Sustainability is the need to ensure that the components and processes of the natural world are not diminished and continue to provide human populations with ecosystem goods and services as well as maintaining ecosystems in their own right. In this sense, environmental sustainability aims to meet the needs of humans for access to environmental resources for the survival of both current and future generations of humans, and to sustain biodiversity across the globe. Environmental sustainability is an inherently interdisciplinary concept, with interacting economic, ecological, technological, socio-political, philosophical, governance and legal dimensions. These interacting dimensions are key in both determining the goals of environmental sustainability and in crafting suitable and effective policy responses. In terms of responses, there is a wide range of opportunities to explore where human resourcefulness and strategic thinking can focus on reducing our demands and on maintaining and improving key natural resources of air, water, energy, land and biodiversity.
Global health is concerned with rethinking the meaning of health and wellbeing in the context of globalisation. It is concerned with research and practice that places a priority on improving health and achieving equity in health for all people worldwide. In 2015, countries adopted a set of goals and targets to end poverty, protect the planet, and ensure prosperity for all as part of a new sustainable agenda for the next 15 years. The 3rd of the United Nations 17 sustainable development goals is to ‘ensure healthy lives and to promote well-being for all at all ages’. The document argues that ensuring healthy lives and promoting well-being for all at all ages is essential to sustainable development, and that efforts are needed to fully eradicate a wide range of diseases and address many different persistent and emerging health issues.

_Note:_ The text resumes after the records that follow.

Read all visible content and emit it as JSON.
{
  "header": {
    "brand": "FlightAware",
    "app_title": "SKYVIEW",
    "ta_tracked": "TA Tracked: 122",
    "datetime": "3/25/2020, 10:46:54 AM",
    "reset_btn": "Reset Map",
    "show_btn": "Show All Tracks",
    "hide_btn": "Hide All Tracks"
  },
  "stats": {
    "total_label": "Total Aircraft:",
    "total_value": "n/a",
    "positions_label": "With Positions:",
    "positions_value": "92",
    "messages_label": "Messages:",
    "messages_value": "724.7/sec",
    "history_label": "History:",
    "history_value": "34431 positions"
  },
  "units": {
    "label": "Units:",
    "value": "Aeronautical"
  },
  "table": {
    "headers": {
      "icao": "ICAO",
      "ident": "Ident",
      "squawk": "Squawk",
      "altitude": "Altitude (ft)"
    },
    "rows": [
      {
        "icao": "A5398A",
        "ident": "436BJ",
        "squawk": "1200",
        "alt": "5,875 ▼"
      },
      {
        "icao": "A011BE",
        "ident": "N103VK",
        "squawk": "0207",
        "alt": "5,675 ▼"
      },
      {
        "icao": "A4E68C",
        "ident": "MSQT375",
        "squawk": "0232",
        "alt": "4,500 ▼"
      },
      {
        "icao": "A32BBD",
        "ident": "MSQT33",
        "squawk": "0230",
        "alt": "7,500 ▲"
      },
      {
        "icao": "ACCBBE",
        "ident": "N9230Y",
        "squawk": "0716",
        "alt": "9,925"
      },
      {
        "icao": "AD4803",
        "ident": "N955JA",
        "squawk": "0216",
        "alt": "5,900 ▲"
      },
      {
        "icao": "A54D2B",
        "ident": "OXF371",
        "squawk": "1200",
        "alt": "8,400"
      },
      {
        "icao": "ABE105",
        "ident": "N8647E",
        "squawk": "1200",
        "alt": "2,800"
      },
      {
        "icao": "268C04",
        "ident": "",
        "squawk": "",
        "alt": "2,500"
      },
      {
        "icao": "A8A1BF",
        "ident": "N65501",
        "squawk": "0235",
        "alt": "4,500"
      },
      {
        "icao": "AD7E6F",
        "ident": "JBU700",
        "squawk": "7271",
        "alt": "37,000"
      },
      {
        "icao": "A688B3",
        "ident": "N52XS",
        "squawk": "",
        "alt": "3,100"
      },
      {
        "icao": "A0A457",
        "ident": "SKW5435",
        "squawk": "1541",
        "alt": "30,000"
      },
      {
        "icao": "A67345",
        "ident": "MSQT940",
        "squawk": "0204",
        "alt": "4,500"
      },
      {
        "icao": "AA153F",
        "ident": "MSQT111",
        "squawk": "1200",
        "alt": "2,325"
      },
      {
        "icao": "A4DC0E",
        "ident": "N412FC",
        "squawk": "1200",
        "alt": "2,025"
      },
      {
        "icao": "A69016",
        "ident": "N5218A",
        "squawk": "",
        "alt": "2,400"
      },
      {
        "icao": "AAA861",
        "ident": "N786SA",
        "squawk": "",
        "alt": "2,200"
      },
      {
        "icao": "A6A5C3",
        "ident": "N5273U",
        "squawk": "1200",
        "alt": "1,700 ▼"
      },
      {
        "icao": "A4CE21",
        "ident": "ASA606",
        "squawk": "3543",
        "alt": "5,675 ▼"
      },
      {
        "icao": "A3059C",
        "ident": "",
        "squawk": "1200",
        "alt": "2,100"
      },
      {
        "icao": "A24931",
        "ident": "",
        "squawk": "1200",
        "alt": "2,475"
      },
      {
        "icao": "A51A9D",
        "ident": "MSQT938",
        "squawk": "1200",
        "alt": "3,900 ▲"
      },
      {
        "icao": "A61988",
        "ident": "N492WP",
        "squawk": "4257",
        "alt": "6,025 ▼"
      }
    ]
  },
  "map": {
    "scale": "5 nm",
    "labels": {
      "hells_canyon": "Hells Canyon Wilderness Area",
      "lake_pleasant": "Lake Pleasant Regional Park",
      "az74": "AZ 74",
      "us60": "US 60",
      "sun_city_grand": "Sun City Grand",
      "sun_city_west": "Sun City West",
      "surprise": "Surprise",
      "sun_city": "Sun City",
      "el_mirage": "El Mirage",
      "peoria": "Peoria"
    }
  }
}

Social justice is an underlying principle for peaceful and prosperous coexistence within and among nations. We uphold the principles of social justice when we promote gender equality or the rights of indigenous peoples and migrants. We advance social justice when we remove barriers that people face because of gender, age, race, ethnicity, religion, culture or disability. Efforts to promote social justice include poverty eradication, the promotion of full employment and decent work, gender equity and access to social well-being and justice for all. Distributive justice is concerned with the way in which resources are allocated within society, including patterns of inequality relating to gender, sexuality, ethnicity and race, and the intergenerational transmission of poverty and disadvantage. Global distributive justice engages with issues of patterns of inequality around the world, including those driven or influenced by climate change, urbanisation, and social, cultural or religious traditions and norms.
Technology & Innovation
The technological innovation system is a concept developed within the scientific field of innovation studies which serves to explain the nature and rate of technological change. A Technological Innovation System can be defined as ‘a dynamic network of agents interacting in a specific economic/industrial area under a particular institutional infrastructure and involved in the generation, diffusion, and utilization of technology’. The approach may be applied to at least three levels of analysis: to a technology in the sense of a knowledge-field, to a product or to an artefact, or to a set of related products and artefacts aimed at satisfying a particular (societal) function’. With respect to the latter, the approach has especially proven itself in explaining why and how sustainable (energy) technologies have developed and diffused into a society, or have failed to do so.
(To learn more about the PLuS Alliance, visit the website: PLuSAlliance.org)
The PLuS Alliance is a collaborative effort of top tier research universities and educational leaders: King's College London, Arizona State University and the UNSW Sydney. It is by leveraging the combination of our expertise and strengths that we will be able to impact and address global challenges, improving lives around the world.